3 responses to What Does It Mean To “Submit” In Marriage?

  1. Jennifer Peters May 16, 2012 at 2:54 pm

    Hi Kevin,
    I went to school with your niece Alyssa and she had posted about your blog. I decided to check it out and the things you write are really resounding with me. I have a question for you. My husband and I are really trying to figure out what it looks like and means for us to be good stewards of what God has given us. We try and try but still end up wondering how we’re almost out of money at the end of the month. We always tithe right away, but we feel like if we’re truly practicing stewardship the way God has in mind, maybe we wouldn’t be worrying so much. There’s a lot of condemnation right now, we constantly feel like we’re messing up, and we’re just not sure how to move forward. Have you written any posts about this or would you maybe be willing to? I’d appreciate hearing your thoughts. Thank you!
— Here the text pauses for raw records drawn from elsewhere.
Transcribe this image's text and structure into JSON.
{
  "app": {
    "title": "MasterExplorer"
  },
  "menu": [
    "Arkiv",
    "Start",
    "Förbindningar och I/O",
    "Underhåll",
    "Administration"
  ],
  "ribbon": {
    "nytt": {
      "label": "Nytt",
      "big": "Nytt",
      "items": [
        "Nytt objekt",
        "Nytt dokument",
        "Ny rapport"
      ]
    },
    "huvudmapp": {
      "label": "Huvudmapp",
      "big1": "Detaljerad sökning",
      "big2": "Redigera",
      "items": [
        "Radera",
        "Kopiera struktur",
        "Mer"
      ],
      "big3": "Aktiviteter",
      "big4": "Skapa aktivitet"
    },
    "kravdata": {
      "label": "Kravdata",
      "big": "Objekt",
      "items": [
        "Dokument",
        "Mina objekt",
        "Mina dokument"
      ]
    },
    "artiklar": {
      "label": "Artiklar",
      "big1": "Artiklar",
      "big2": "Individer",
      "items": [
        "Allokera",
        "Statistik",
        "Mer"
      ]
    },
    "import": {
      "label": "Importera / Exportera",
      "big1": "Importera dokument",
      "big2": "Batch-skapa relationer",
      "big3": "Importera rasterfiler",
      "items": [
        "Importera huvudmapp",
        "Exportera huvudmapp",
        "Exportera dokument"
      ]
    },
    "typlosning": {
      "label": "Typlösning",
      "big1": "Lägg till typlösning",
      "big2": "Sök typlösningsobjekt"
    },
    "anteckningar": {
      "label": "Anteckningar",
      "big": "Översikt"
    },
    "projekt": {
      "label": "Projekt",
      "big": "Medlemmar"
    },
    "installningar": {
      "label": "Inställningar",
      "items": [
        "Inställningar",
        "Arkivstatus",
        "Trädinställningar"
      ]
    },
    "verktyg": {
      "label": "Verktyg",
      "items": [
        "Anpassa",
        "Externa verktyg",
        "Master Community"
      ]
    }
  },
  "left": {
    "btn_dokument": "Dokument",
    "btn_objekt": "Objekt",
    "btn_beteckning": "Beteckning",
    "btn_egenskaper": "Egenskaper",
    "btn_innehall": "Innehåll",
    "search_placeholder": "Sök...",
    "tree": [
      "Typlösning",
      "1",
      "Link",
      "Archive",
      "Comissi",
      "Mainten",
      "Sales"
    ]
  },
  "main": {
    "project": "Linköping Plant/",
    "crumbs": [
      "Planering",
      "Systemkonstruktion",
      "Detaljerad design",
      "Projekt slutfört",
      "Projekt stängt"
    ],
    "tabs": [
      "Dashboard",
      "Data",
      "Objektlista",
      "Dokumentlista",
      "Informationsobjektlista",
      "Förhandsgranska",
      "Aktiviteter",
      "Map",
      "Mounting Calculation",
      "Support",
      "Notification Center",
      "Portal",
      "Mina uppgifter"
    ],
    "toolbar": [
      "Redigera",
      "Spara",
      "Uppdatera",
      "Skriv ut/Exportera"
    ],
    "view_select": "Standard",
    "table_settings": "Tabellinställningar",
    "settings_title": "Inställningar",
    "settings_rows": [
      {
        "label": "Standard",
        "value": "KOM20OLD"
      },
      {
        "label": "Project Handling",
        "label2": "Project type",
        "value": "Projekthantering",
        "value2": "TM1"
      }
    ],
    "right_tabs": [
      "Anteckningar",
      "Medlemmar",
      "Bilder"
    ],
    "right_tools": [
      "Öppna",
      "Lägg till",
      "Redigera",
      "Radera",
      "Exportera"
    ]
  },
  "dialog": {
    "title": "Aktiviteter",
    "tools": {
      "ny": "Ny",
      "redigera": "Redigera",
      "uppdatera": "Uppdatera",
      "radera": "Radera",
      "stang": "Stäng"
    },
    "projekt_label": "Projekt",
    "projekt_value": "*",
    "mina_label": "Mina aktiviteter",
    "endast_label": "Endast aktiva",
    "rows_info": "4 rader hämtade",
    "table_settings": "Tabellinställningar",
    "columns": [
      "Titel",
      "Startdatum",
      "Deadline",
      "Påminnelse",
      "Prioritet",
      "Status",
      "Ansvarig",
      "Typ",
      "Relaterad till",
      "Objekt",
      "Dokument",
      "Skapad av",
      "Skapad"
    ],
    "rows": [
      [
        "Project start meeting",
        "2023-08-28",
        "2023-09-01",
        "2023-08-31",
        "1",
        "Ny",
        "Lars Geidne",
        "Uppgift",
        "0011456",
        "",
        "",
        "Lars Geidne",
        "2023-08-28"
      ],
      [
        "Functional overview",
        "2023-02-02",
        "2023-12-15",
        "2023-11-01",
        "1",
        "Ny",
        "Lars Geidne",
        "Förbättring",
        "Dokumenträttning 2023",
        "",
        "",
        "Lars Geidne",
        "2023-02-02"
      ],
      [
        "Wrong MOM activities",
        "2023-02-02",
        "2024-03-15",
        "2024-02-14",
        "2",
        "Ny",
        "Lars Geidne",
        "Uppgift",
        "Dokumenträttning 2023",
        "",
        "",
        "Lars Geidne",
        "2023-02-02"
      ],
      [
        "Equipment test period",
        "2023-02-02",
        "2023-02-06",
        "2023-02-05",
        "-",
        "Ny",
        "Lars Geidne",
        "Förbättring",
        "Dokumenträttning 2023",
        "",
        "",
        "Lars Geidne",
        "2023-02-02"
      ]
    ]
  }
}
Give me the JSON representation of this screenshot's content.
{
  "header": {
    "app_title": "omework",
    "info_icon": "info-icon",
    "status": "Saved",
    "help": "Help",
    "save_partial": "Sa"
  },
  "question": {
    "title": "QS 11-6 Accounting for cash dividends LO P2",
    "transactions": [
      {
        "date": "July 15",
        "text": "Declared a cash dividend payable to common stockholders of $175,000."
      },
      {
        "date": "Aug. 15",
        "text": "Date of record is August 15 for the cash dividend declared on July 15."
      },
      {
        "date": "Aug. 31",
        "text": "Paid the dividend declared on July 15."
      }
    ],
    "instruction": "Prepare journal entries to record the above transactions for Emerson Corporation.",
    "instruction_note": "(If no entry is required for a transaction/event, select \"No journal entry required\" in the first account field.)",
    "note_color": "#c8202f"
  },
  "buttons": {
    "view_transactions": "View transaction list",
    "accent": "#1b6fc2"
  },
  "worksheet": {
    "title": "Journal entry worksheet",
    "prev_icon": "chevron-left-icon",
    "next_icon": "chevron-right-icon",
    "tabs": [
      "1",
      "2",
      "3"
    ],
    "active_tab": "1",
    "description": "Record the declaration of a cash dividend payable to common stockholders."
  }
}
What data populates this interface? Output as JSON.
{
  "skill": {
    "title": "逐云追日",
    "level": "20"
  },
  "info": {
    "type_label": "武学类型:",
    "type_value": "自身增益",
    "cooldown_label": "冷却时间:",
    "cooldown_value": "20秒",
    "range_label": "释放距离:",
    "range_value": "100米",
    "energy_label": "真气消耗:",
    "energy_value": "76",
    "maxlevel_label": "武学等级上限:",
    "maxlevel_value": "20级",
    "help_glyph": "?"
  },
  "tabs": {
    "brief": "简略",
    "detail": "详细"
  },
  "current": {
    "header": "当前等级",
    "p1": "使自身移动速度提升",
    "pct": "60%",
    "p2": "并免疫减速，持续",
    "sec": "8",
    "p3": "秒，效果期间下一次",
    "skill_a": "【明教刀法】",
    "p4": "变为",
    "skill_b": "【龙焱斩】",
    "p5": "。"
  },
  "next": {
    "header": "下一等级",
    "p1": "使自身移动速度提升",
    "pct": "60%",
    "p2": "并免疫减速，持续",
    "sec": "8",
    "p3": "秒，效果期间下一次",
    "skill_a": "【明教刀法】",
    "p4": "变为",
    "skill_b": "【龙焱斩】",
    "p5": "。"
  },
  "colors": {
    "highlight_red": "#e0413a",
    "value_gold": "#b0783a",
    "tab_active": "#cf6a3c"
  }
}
    • Hi Jennifer! I haven’t written anything about it, but let me put some thoughts together and get back to you. It’s a great and relevant question. I’m glad Alyssa helped you find my blog.

      • Jennifer Peters May 18, 2012 at 1:30 pm

        Thank you so much! We are interested in all the advice and counsel we can get. We want our marriage to honor God is every way.